Doing document processing within Elasticsearch means that you tie up the scaling of the document processing with the scaling of Elasticsearch. The workloads of these two parts may differ a lot, and as such it may be beneficial to extract the document processing out into an external service. This also makes it easier to update the document processing pipeline without having to perform any changes to your Elasticsearch cluster. This is the main reason why we don’t recommend relying on using plugins such as the mapper-attachment in production. While it’s great for testing and getting started – it takes almost no time to set up and enables indexing a whole host of file formats – it does not necessarily make for an efficient way to utilize the available resources. It also ties up memory on index-specific things rather than using it on speeding up searches, which is probably what you’d prefer.
So, the preferred way to go – with respect to both flexibility and scalability – is performing the document processing outside of Elasticsearch. This decouples both the scaling and upgrading of Elasticsearch from the document processing. Elasticsearch and Lucene are well known to benefit a lot from using a lot of resources, and having to compete against other processes or services on the same node for these resources is counterproductive.

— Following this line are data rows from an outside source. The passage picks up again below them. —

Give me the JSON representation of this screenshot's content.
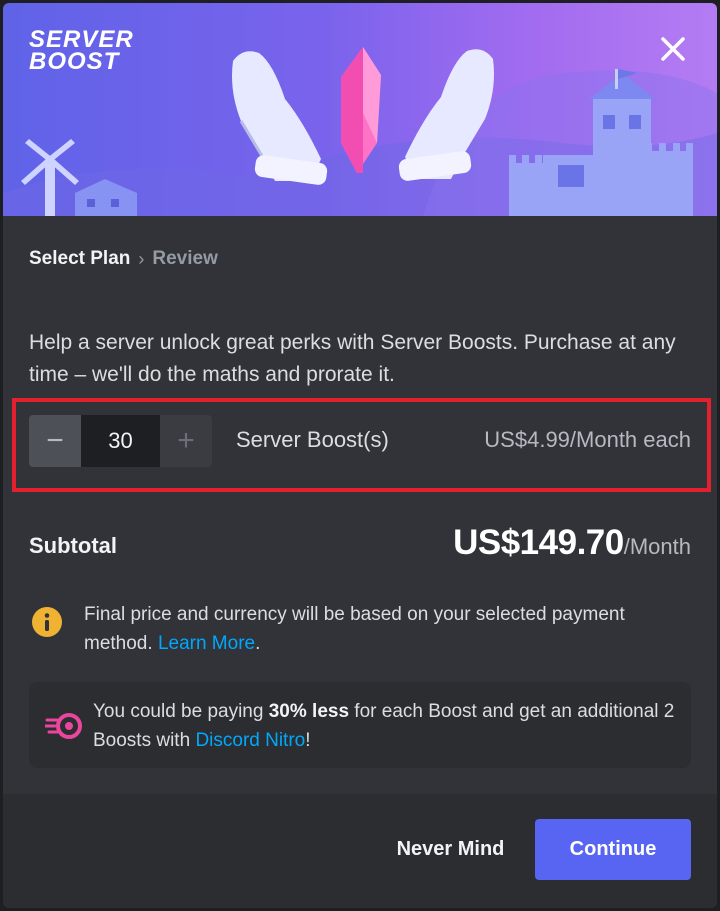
{
  "hero": {
    "title_line1": "SERVER",
    "title_line2": "BOOST",
    "close_icon": "close-icon"
  },
  "breadcrumb": {
    "active": "Select Plan",
    "separator": "›",
    "next": "Review"
  },
  "description": "Help a server unlock great perks with Server Boosts. Purchase at any time – we'll do the maths and prorate it.",
  "boost": {
    "minus_label": "−",
    "quantity": "30",
    "plus_label": "+",
    "unit_label": "Server Boost(s)",
    "price_each": "US$4.99/Month each"
  },
  "subtotal": {
    "label": "Subtotal",
    "amount": "US$149.70",
    "period": "/Month"
  },
  "info": {
    "icon": "info-icon",
    "text": "Final price and currency will be based on your selected payment method. ",
    "link": "Learn More",
    "suffix": "."
  },
  "nitro": {
    "icon": "nitro-icon",
    "text_before": "You could be paying ",
    "bold": "30% less",
    "text_middle": " for each Boost and get an additional 2 Boosts with ",
    "link": "Discord Nitro",
    "suffix": "!"
  },
  "footer": {
    "cancel_label": "Never Mind",
    "confirm_label": "Continue"
  },
  "colors": {
    "accent": "#5865f2",
    "link": "#00a8fc",
    "highlight": "#e2202e",
    "warning": "#f0b232",
    "nitro": "#eb459e"
  }
}
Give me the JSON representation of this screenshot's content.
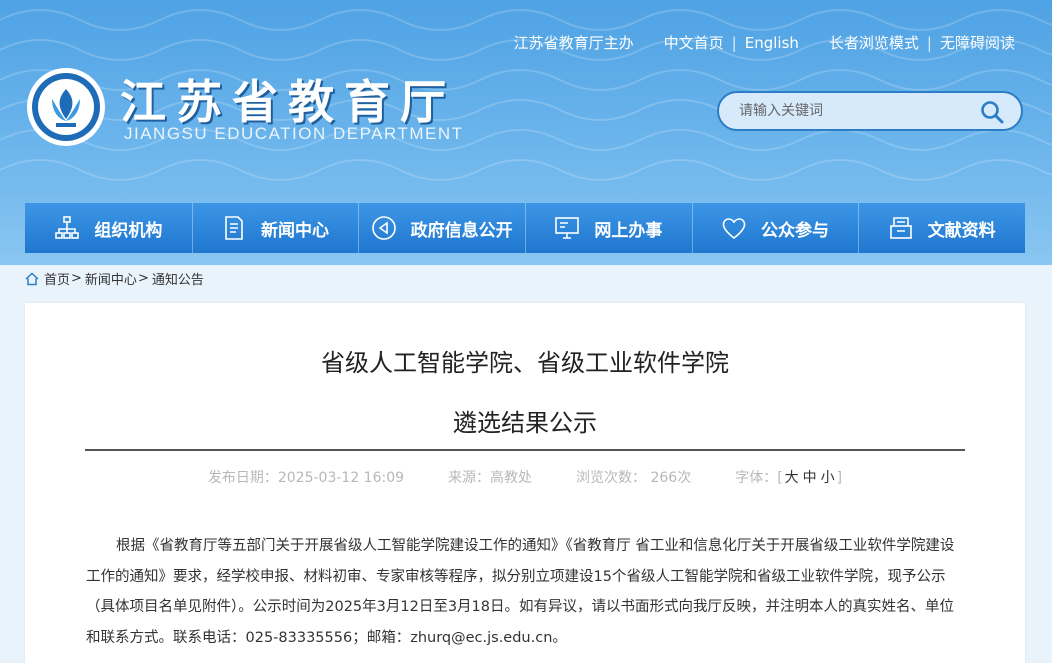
{
  "top_links": {
    "sponsor": "江苏省教育厅主办",
    "home_cn": "中文首页",
    "english": "English",
    "elder_mode": "长者浏览模式",
    "accessible": "无障碍阅读"
  },
  "header": {
    "title": "江苏省教育厅",
    "subtitle": "JIANGSU EDUCATION DEPARTMENT"
  },
  "search": {
    "placeholder": "请输入关键词"
  },
  "nav": [
    {
      "label": "组织机构",
      "icon": "org-chart-icon"
    },
    {
      "label": "新闻中心",
      "icon": "document-icon"
    },
    {
      "label": "政府信息公开",
      "icon": "megaphone-icon"
    },
    {
      "label": "网上办事",
      "icon": "monitor-icon"
    },
    {
      "label": "公众参与",
      "icon": "heart-icon"
    },
    {
      "label": "文献资料",
      "icon": "archive-icon"
    }
  ],
  "breadcrumb": {
    "home": "首页",
    "news": "新闻中心",
    "notices": "通知公告"
  },
  "article": {
    "title_line1": "省级人工智能学院、省级工业软件学院",
    "title_line2": "遴选结果公示",
    "publish_date": "发布日期：2025-03-12 16:09",
    "source": "来源：高教处",
    "views": "浏览次数： 266次",
    "font_label": "字体：",
    "font_large": "大",
    "font_medium": "中",
    "font_small": "小",
    "body": "根据《省教育厅等五部门关于开展省级人工智能学院建设工作的通知》《省教育厅 省工业和信息化厅关于开展省级工业软件学院建设工作的通知》要求，经学校申报、材料初审、专家审核等程序，拟分别立项建设15个省级人工智能学院和省级工业软件学院，现予公示（具体项目名单见附件）。公示时间为2025年3月12日至3月18日。如有异议，请以书面形式向我厅反映，并注明本人的真实姓名、单位和联系方式。联系电话：025-83335556；邮箱：zhurq@ec.js.edu.cn。"
  },
  "colors": {
    "header_top": "#4fa2e4",
    "nav": "#1f77cf",
    "page_bg": "#e9f3fb"
  }
}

There are a ton of external systems that can perform different transformations. One such system is the Elasticsearch’ official Logstash, which is intended to pre-process logs, converting them from an unstructured flat log-line into a better structured JSON document that’s suitable for indexing.
For more complex document pre-processing, it’s possible to either use Hadoop, Spark, Storm and similar systems, or hook up a completely custom document preprocessing system using some kind of message broker, such as RabbitMQ. In most of these cases, the final step of actually shipping the final documents to Elasticsearch for indexing is an exercise left for the reader. In order to do this quickly and reliably, there’s a lot of time and hairs to be saved by looking into using a message broker that already has official support from both Elasticsearch and the document processing system. One such example would be using the RabbitMQ Elasticsearch plugin.
Using these external systems, it’s feasible to use tools like docsplit on one or more worker nodes to perform OCR, generate thumbnails etc. Due to the number of system dependencies and resource usage of such tools, they’re not a good fit to install on the Elasticsearch server, but it’s rather easy to use Docker containers and integrate that with your document processing system / service of choice. This gives us a superset of the features from the mapper-attachments plugin with the flexibility and scalability of the external systems.
Document processing makes it possible to enhance the documents being indexed to Elasticsearch in a variety of different ways.
There’s no “ultimate” solution that handles all document processing requirements for everyone, but that doesn’t mean document processing is an unsolved problem. Instead, there are multiple solutions to pick from depending on requirements and pre-existing services and expertise within the organization.
For small-scale transformations, the
transform field type may be just fine, and in some circumstances doing the neccessary processing using a plugin to the Elasticsearch analysis-service or as a custom input endpoint may be a simple, workable solution. More elaborate document processing calls for an external system to perform the task. While it is more complex to set up and manage, it is significantly more flexible with regard to the scaling and managing of updates and changes to the processing pipeline.